Articles in this supplement confirm that social innovation is an emerging field that takes many different forms, whether it’s crowdfunding for grassroots organizations led by an IT giant in China or the first ISO standard for an elderly care management system in Japan. Social innovation is a patient battle to move boundaries, where success turns on the ability to integrate new efforts and approaches into an existing context. And although all social innovation efforts seek the same goal of better and happier lives, succeeding requires a deep understanding of and respect for the culture and value sets of each community and society in which the innovation will be deployed. It also requires an entrepreneurial mind-set that balances the need to “go slow”—to take time to build trust and longterm relationships with the people—with the equally pressing desire to “go fast” to solve problems and leverage opportunities.

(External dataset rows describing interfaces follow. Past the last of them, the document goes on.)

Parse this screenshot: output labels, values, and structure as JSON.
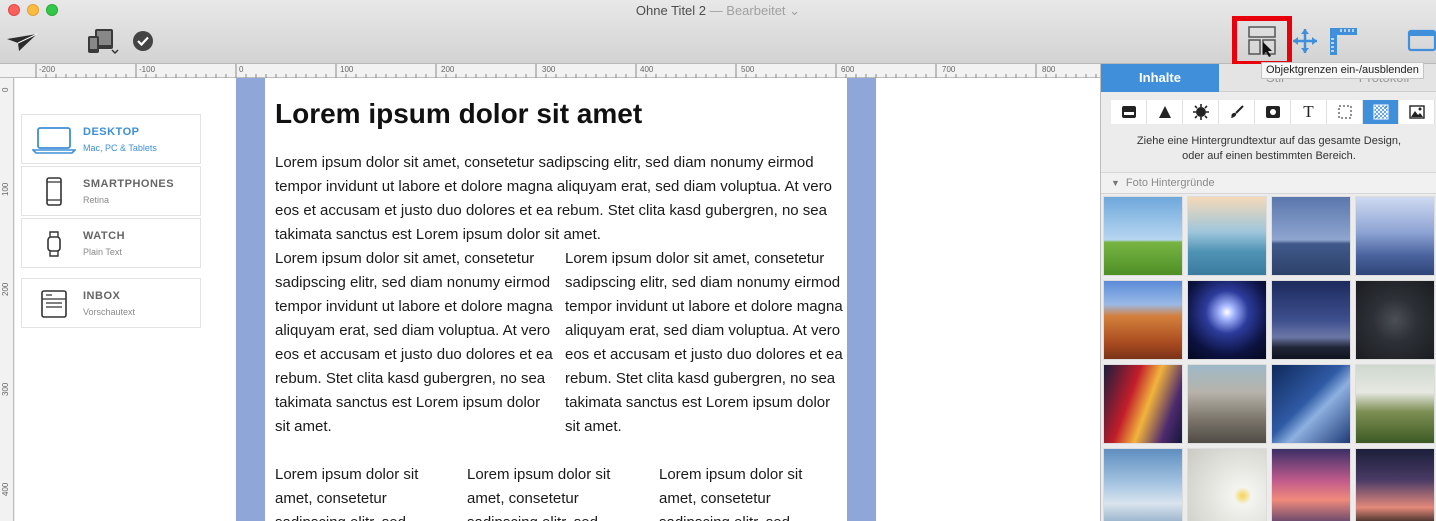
{
  "window": {
    "title": "Ohne Titel 2",
    "separator": "—",
    "state": "Bearbeitet",
    "state_chevron": "⌄"
  },
  "toolbar": {
    "tooltip": "Objektgrenzen ein-/ausblenden"
  },
  "rulers": {
    "top": [
      "-200",
      "-100",
      "0",
      "100",
      "200",
      "300",
      "400",
      "500",
      "600",
      "700",
      "800"
    ],
    "left": [
      "0",
      "100",
      "200",
      "300",
      "400"
    ]
  },
  "devices": [
    {
      "title": "DESKTOP",
      "subtitle": "Mac, PC & Tablets",
      "active": true
    },
    {
      "title": "SMARTPHONES",
      "subtitle": "Retina",
      "active": false
    },
    {
      "title": "WATCH",
      "subtitle": "Plain Text",
      "active": false
    },
    {
      "title": "INBOX",
      "subtitle": "Vorschautext",
      "active": false
    }
  ],
  "content": {
    "heading": "Lorem ipsum dolor sit amet",
    "paragraph": "Lorem ipsum dolor sit amet, consetetur sadipscing elitr, sed diam nonumy eirmod tempor invidunt ut labore et dolore magna aliquyam erat, sed diam voluptua. At vero eos et accusam et justo duo dolores et ea rebum. Stet clita kasd gubergren, no sea takimata sanctus est Lorem ipsum dolor sit amet.",
    "col2_left": "Lorem ipsum dolor sit amet, consetetur sadipscing elitr, sed diam nonumy eirmod tempor invidunt ut labore et dolore magna aliquyam erat, sed diam voluptua. At vero eos et accusam et justo duo dolores et ea rebum. Stet clita kasd gubergren, no sea takimata sanctus est Lorem ipsum dolor sit amet.",
    "col2_right": "Lorem ipsum dolor sit amet, consetetur sadipscing elitr, sed diam nonumy eirmod tempor invidunt ut labore et dolore magna aliquyam erat, sed diam voluptua. At vero eos et accusam et justo duo dolores et ea rebum. Stet clita kasd gubergren, no sea takimata sanctus est Lorem ipsum dolor sit amet.",
    "col3_a": "Lorem ipsum dolor sit amet, consetetur sadipscing elitr, sed",
    "col3_b": "Lorem ipsum dolor sit amet, consetetur sadipscing elitr, sed",
    "col3_c": "Lorem ipsum dolor sit amet, consetetur sadipscing elitr, sed"
  },
  "panel": {
    "tabs": [
      "Inhalte",
      "Stil",
      "Protokoll"
    ],
    "hint_line1": "Ziehe eine Hintergrundtextur auf das gesamte Design,",
    "hint_line2": "oder auf einen bestimmten Bereich.",
    "section_title": "Foto Hintergründe",
    "tools": [
      "box-icon",
      "triangle-icon",
      "badge-icon",
      "brush-icon",
      "video-icon",
      "text-icon",
      "selection-icon",
      "texture-icon",
      "image-icon"
    ],
    "selected_tool": "texture-icon"
  },
  "colors": {
    "accent": "#3f8fdb",
    "page_frame": "#8fa6d8",
    "highlight_box": "#e8000b"
  }
}
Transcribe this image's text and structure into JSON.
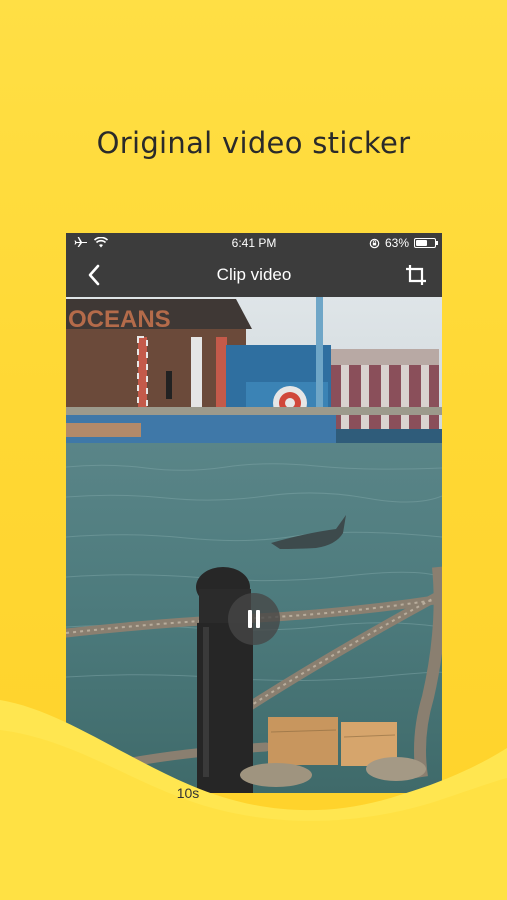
{
  "headline": "Original video sticker",
  "status_bar": {
    "time": "6:41 PM",
    "battery_percent": "63%",
    "battery_level": 0.63,
    "icons": [
      "airplane-icon",
      "wifi-icon",
      "rotation-lock-icon",
      "battery-icon"
    ]
  },
  "nav": {
    "title": "Clip video",
    "back_icon": "chevron-left-icon",
    "crop_icon": "crop-icon"
  },
  "video": {
    "sign_text": "OCEANS",
    "state": "playing",
    "duration_label": "10s"
  },
  "colors": {
    "background": "#ffd834",
    "wave": "#ffe95c",
    "bar": "#3c3c3c"
  }
}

The creativity and determination displayed by the social innovators featured in the case studies in this supplement are inspiring and encouraging—and speak to the need for complex solutions to solve today’s complex social problems. Leping Foundation is proud to be recognized as one of the leading forces fighting poverty in China. Over the past 14 years, the foundation has nurtured five social enterprises, including microfinance and vocational schools that have served more than 180,000 low-income people directly and have benefited more than 500,000 people. At the same time, we know that even powerful isolated efforts aren’t enough. Instead, what’s needed is a market for social innovation where cross-sector players meet, get inspired, and work together. Creating that market will require systematic approaches and a new type of leadership that goes beyond “government-social sector collaboration” or “nonprofit alliances” and is instead marked by the ability to establish an ecosystem with stakeholders from all sides in the pursuit of shared goals.
Social innovation in East Asia is not a simple process of replicating trends from the West. A number of success stories from other nations have fallen apart or yielded a very different result when brought to this region. In order to ensure the success of any effort, whether it is homegrown or has roots and a proven track record elsewhere, social entrepreneurs must embrace a learning process that recognizes and integrates local culture and practice.

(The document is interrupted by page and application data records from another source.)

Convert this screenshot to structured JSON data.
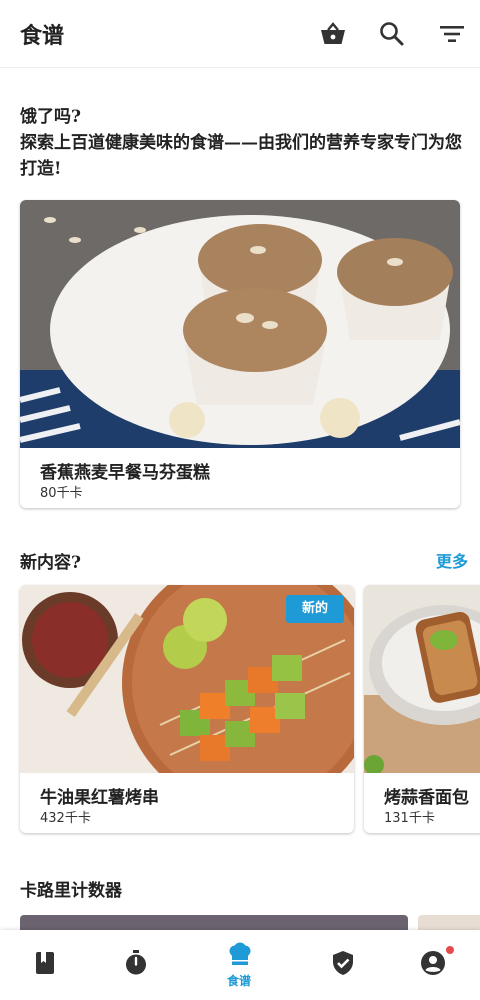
{
  "header": {
    "title": "食谱",
    "icons": [
      "basket-icon",
      "search-icon",
      "filter-icon"
    ]
  },
  "intro": {
    "line1": "饿了吗?",
    "line2": "探索上百道健康美味的食谱——由我们的营养专家专门为您打造!"
  },
  "featured": {
    "name": "香蕉燕麦早餐马芬蛋糕",
    "kcal": "80千卡"
  },
  "new_section": {
    "title": "新内容?",
    "more": "更多",
    "cards": [
      {
        "name": "牛油果红薯烤串",
        "kcal": "432千卡",
        "badge": "新的"
      },
      {
        "name": "烤蒜香面包",
        "kcal": "131千卡"
      }
    ]
  },
  "calorie_section": {
    "title": "卡路里计数器"
  },
  "bottom_nav": {
    "items": [
      {
        "icon": "book-icon",
        "label": ""
      },
      {
        "icon": "timer-icon",
        "label": ""
      },
      {
        "icon": "chef-hat-icon",
        "label": "食谱"
      },
      {
        "icon": "shield-check-icon",
        "label": ""
      },
      {
        "icon": "account-icon",
        "label": ""
      }
    ],
    "active_index": 2
  },
  "colors": {
    "accent": "#1e9bd7",
    "icon": "#333333",
    "notification": "#e64a4a"
  }
}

The use of information and communications technologies (ICT) to enable social innovation has become mainstream across East Asia. Among the many benefits of incorporating ICT during the innovation process, perhaps the most important in East Asia is the way in which ICT is engaging and empowering the millennial generation to become the leading force for positive change.

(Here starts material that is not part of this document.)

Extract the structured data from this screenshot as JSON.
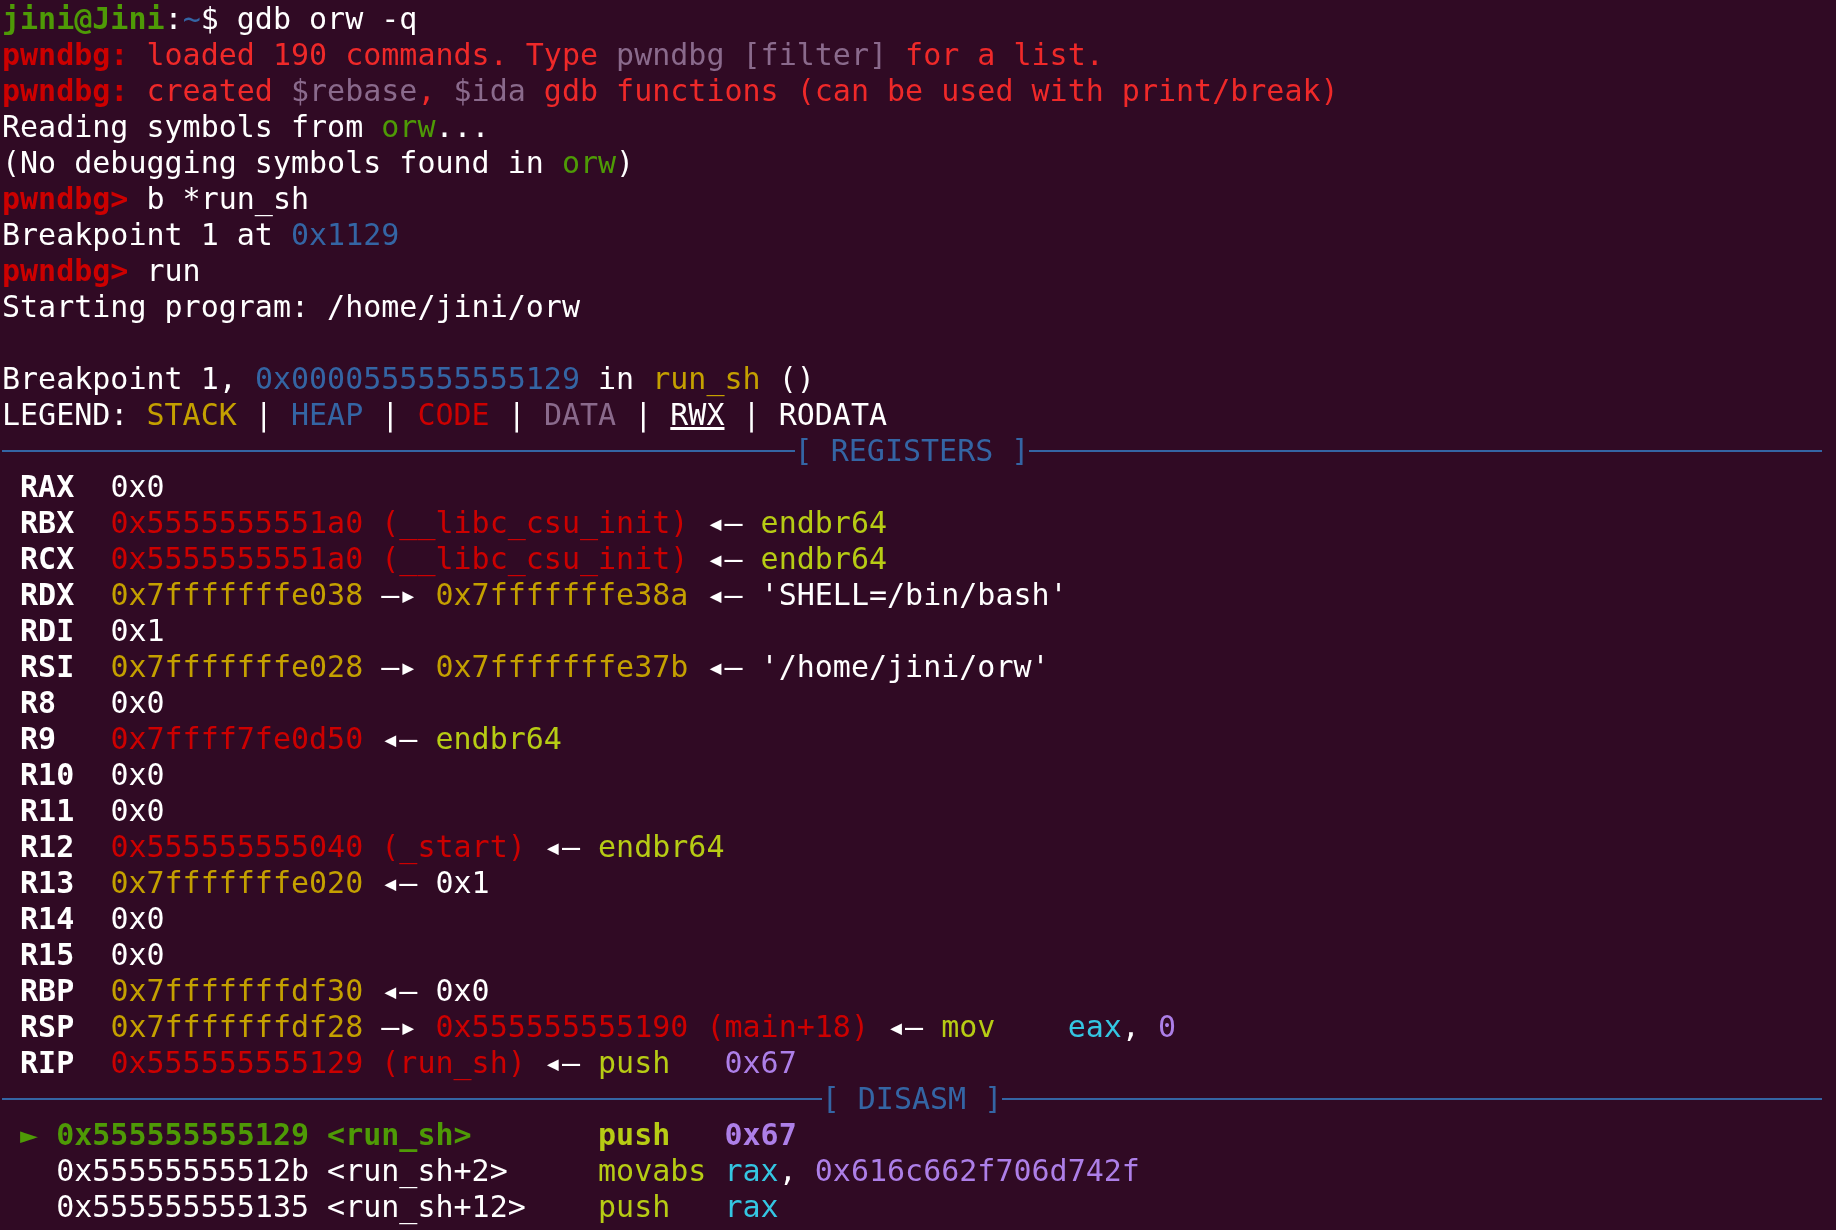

To ensure the success of any effort, social entrepreneurs must embrace a learning process that recognizes and integrates local culture and practice.
Innovations designed to meet emerging social challenges, such as the aging society, have been shared and reproduced in the region to an extent. However, this pattern of sharing and learning is still very rare. East Asia lacks a common base of concepts, research, and theories of positive social change that can fit its unique needs, culture, and environments.
To help create and foster such a base, Leping cofounded the East Asia Social Innovation Initiative (EASII) with partners in Japan and Korea in 2014. EASII aspires to serve as an accountable research body and network hub by working closely with leading cross-sector organizations active in social innovation to develop new concepts, benchmarks, and solutions to social investment and social innovation challenges.
We also look forward to a continued collaborative relationship with SSIR. Taking social innovation in East Asia to the next level will require an active exchange of ideas and collective cross-sector impact throughout the region, and we believe that EASII, SSIR, and other forward-thinking forums are critical contributors to this process. With their support, we are excited to see how social innovation in East Asia will evolve in the coming years.